WHAT THE TASK ASKS: Search the material for the word "username" and copy each line that holds it.
======== RECORD SET
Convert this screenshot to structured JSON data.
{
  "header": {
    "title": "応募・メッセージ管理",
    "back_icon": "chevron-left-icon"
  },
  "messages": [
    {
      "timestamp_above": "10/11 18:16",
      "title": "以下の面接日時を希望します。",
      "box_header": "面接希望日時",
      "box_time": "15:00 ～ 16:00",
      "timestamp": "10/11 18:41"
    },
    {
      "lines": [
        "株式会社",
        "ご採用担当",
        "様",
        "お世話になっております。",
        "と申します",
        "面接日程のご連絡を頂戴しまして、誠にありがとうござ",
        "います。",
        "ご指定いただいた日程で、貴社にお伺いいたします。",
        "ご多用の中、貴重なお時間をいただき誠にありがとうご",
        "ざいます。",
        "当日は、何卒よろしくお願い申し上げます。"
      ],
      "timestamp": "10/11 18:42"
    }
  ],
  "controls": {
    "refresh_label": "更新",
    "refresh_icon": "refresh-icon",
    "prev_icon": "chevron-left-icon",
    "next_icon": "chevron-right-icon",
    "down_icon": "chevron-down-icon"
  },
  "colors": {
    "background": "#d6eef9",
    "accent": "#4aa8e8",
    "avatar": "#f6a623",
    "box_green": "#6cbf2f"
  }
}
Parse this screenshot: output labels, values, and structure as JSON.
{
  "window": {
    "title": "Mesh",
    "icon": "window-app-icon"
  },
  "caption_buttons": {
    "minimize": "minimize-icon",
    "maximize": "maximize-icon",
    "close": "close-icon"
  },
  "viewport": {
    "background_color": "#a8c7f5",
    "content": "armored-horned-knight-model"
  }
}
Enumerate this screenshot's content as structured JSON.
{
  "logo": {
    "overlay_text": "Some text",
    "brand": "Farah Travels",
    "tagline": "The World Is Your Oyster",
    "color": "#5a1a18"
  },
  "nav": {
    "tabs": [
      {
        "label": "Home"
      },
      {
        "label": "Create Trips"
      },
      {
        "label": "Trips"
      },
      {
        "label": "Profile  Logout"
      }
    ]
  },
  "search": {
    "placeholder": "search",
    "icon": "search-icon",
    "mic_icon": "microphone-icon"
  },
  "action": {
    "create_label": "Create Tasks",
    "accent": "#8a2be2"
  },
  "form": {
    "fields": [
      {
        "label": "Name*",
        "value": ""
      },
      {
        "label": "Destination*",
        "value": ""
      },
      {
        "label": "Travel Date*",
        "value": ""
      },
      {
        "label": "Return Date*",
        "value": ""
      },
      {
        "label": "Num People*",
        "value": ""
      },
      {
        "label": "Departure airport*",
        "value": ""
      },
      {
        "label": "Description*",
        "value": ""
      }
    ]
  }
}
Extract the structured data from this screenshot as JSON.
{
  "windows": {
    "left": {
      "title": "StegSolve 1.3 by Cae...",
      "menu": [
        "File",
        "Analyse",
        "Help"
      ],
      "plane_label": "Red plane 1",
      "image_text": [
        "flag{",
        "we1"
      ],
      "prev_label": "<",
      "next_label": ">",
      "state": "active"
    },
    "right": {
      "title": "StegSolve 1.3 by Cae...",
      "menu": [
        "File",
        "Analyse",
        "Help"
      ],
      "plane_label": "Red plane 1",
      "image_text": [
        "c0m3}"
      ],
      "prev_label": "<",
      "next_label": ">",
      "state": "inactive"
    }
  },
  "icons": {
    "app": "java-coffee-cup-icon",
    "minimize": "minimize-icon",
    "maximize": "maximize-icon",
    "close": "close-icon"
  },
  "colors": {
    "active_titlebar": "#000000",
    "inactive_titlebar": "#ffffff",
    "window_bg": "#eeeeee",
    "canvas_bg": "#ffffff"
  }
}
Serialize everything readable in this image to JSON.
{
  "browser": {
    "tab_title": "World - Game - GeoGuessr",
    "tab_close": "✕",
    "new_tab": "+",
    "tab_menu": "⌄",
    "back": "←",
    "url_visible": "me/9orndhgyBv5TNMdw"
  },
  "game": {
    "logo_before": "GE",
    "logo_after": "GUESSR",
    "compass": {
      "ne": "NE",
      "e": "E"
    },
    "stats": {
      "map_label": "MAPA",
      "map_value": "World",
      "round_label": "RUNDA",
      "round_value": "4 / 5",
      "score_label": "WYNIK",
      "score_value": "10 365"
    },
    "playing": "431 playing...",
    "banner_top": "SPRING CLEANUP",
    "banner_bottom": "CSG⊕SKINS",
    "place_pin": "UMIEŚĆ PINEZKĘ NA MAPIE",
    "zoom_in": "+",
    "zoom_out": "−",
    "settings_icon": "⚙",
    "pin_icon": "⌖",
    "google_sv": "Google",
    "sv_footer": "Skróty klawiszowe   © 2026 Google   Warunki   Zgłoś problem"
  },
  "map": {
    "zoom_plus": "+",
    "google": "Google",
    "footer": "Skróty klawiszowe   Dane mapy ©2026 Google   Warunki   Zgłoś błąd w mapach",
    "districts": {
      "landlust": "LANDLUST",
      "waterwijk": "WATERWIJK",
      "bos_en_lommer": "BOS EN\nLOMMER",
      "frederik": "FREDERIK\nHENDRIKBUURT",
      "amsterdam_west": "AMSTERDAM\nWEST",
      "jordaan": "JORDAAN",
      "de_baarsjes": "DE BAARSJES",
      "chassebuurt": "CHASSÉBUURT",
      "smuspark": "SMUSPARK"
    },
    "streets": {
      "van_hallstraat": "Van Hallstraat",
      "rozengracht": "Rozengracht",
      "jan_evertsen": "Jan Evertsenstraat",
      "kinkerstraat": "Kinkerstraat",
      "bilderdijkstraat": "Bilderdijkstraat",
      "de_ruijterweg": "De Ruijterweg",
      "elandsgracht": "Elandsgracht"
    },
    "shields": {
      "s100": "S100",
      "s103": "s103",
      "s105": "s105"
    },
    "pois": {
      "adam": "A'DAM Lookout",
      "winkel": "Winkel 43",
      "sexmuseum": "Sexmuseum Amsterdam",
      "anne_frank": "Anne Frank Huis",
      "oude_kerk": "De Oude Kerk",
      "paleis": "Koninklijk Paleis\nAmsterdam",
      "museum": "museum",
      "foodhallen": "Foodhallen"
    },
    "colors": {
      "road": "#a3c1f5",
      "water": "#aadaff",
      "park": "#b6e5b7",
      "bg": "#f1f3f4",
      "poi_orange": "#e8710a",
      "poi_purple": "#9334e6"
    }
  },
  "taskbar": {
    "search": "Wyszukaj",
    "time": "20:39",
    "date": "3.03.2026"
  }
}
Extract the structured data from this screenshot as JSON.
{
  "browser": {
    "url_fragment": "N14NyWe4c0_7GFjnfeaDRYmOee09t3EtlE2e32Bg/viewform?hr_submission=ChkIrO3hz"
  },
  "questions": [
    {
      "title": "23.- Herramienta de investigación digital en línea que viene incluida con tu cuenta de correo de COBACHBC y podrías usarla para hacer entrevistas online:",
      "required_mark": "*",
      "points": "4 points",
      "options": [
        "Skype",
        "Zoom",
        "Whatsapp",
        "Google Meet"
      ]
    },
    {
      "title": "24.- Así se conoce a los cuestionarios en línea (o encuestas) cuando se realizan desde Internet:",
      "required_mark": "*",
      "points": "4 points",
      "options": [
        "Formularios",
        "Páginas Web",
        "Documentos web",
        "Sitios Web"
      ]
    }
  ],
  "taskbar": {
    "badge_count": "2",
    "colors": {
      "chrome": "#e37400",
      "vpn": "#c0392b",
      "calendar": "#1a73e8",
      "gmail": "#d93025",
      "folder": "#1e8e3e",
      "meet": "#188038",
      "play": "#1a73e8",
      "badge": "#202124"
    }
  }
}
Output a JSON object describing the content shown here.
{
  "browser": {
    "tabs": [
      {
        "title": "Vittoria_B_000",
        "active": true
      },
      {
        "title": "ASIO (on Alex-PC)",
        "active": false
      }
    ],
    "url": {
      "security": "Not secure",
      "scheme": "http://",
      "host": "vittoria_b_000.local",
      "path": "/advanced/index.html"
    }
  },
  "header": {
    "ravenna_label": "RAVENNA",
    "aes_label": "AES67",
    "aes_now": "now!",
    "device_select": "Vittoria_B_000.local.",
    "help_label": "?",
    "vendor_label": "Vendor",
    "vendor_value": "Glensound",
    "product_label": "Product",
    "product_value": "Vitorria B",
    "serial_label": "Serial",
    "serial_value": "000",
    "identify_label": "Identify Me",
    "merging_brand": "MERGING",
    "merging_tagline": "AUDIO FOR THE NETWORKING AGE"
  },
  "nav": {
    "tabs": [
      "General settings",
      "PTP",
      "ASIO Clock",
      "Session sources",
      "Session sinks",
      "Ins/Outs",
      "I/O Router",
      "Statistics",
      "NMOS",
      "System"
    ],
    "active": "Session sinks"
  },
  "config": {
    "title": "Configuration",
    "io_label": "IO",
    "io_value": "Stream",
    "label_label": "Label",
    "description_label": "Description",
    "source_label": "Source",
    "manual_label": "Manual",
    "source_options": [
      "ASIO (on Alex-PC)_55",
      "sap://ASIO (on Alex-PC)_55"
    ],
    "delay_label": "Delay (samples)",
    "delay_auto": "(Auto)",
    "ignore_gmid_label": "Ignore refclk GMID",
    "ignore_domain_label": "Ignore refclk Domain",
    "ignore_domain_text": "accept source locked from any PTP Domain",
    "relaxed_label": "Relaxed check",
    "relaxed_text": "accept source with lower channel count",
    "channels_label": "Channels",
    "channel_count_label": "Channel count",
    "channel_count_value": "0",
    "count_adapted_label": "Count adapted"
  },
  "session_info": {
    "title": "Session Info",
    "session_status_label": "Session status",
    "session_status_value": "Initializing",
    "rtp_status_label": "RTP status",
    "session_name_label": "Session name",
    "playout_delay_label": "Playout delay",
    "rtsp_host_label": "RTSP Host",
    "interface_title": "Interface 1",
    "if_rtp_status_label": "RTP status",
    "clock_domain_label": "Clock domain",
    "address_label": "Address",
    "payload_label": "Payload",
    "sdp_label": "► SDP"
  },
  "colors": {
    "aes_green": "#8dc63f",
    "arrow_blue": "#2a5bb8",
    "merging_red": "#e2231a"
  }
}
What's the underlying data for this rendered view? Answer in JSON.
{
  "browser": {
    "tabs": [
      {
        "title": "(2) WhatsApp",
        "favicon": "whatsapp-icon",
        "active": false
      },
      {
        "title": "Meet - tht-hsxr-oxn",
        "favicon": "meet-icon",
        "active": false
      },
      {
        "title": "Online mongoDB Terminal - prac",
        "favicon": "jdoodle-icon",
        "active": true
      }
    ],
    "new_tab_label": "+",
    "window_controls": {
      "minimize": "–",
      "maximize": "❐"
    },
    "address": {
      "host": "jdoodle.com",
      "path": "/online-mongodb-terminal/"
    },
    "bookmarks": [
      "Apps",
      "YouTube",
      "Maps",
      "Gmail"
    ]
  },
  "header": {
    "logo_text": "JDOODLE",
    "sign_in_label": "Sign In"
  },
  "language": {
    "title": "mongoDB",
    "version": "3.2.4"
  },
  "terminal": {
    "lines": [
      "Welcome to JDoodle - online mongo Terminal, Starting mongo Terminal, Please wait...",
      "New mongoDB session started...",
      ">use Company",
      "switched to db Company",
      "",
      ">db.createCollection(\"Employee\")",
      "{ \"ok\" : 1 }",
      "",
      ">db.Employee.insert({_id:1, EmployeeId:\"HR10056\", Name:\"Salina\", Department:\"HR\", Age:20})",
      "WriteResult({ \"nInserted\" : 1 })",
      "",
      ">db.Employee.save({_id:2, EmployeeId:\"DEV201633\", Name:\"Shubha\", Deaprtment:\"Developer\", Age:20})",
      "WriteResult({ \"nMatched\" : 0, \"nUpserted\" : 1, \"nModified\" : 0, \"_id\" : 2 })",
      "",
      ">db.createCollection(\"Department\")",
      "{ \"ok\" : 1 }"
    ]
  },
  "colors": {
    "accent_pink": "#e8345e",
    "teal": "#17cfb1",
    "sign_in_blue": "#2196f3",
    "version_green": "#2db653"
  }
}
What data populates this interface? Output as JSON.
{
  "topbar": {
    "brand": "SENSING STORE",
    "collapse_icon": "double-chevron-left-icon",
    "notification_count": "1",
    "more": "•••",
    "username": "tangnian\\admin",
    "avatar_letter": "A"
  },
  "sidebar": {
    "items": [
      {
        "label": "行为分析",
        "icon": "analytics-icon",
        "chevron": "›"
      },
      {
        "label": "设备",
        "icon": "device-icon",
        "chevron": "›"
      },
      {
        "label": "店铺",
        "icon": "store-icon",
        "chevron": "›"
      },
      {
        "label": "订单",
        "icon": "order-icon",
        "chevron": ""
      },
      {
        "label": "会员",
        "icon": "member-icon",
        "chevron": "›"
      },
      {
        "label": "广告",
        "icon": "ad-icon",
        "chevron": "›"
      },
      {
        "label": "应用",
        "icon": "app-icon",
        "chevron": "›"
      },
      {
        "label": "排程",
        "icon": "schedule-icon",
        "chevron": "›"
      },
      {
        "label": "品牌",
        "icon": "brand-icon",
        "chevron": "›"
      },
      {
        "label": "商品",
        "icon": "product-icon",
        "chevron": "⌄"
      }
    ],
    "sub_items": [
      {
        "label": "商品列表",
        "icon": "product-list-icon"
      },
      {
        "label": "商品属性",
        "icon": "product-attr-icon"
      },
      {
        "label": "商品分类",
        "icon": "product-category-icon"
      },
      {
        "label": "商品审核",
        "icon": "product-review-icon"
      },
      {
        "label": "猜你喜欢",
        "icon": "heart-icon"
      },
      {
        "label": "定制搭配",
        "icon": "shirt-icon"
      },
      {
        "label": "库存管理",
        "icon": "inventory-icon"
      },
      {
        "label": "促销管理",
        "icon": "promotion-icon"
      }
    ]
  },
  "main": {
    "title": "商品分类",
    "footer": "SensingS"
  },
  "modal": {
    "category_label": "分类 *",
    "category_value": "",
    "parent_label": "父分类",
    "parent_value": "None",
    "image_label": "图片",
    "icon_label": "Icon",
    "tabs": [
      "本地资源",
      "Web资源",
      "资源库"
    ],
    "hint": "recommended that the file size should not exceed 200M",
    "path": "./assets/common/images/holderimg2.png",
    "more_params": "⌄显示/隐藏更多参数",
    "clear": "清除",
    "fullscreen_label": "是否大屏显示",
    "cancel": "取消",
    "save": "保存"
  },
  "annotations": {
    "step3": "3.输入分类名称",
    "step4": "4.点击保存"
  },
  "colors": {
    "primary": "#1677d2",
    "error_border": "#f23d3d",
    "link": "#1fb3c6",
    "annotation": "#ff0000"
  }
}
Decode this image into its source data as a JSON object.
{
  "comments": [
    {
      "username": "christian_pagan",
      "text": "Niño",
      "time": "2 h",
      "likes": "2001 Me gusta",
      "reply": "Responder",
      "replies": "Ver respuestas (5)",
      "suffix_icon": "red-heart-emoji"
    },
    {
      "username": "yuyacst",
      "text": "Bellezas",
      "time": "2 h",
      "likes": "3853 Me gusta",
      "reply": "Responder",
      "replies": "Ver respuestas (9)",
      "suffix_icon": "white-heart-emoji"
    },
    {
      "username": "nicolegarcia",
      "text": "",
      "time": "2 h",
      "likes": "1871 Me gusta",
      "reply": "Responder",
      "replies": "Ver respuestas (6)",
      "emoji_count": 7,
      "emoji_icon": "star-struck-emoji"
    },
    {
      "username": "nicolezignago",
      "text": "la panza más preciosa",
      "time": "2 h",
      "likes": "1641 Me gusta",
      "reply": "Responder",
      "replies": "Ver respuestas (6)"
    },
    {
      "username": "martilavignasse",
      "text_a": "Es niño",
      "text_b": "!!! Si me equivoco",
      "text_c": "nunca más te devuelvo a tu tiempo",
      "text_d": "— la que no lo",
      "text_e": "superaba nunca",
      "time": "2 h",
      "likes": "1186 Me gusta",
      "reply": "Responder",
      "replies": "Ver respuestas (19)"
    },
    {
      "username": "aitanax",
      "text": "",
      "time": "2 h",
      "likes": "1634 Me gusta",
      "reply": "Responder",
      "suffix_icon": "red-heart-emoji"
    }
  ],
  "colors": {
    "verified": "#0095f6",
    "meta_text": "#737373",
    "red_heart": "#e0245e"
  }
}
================
RESULT OF THE EXERCISE:
    "username": "tangnian\\admin",
      "username": "christian_pagan",
      "username": "yuyacst",
      "username": "nicolegarcia",
      "username": "nicolezignago",
      "username": "martilavignasse",
      "username": "aitanax",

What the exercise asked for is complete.